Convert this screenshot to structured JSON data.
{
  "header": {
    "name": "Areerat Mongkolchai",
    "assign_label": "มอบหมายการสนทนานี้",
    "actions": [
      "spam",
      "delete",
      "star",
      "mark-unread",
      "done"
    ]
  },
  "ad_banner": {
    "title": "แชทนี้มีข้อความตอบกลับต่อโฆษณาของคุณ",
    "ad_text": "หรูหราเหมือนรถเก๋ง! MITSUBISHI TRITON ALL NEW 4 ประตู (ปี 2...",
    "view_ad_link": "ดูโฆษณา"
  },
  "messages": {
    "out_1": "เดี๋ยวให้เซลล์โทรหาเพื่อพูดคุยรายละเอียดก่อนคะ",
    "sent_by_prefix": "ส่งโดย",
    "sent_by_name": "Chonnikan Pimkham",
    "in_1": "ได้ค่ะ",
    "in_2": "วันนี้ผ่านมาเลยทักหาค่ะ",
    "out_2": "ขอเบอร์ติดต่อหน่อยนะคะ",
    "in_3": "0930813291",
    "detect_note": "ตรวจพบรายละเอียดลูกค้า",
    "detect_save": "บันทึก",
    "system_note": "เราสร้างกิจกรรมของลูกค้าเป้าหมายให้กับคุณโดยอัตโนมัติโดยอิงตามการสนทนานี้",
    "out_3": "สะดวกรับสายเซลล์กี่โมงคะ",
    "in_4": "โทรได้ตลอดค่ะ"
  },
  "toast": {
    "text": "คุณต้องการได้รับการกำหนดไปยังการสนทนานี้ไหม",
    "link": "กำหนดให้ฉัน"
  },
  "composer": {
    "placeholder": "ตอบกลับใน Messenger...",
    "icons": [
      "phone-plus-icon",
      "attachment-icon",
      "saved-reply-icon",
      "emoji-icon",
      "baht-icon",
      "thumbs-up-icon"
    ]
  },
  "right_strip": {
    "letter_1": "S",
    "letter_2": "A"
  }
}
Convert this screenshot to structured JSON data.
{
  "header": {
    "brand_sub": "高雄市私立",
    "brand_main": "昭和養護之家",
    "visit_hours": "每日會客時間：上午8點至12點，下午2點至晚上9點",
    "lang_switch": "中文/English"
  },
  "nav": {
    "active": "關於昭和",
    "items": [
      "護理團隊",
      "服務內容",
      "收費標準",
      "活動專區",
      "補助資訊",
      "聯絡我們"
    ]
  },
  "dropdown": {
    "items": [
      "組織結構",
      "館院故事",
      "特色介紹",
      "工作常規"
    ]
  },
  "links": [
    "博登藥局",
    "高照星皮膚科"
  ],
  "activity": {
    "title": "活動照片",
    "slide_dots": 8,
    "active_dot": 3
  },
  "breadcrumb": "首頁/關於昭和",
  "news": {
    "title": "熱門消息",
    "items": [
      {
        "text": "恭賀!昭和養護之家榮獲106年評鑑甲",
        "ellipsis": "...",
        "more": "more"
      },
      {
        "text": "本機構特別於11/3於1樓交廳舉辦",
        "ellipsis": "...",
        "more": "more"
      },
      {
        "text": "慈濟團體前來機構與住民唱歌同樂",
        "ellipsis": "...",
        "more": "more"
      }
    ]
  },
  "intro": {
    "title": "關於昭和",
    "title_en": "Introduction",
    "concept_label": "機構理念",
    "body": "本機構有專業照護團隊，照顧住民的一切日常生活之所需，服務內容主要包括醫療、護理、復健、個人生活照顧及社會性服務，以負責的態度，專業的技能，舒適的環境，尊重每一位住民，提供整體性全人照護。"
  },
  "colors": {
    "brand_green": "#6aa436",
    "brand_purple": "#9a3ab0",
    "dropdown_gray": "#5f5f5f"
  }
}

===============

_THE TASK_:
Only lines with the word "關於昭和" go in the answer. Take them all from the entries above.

_ANSWER TO THIS PROBLEM_:
    "active": "關於昭和",
  "breadcrumb": "首頁/關於昭和",
    "title": "關於昭和",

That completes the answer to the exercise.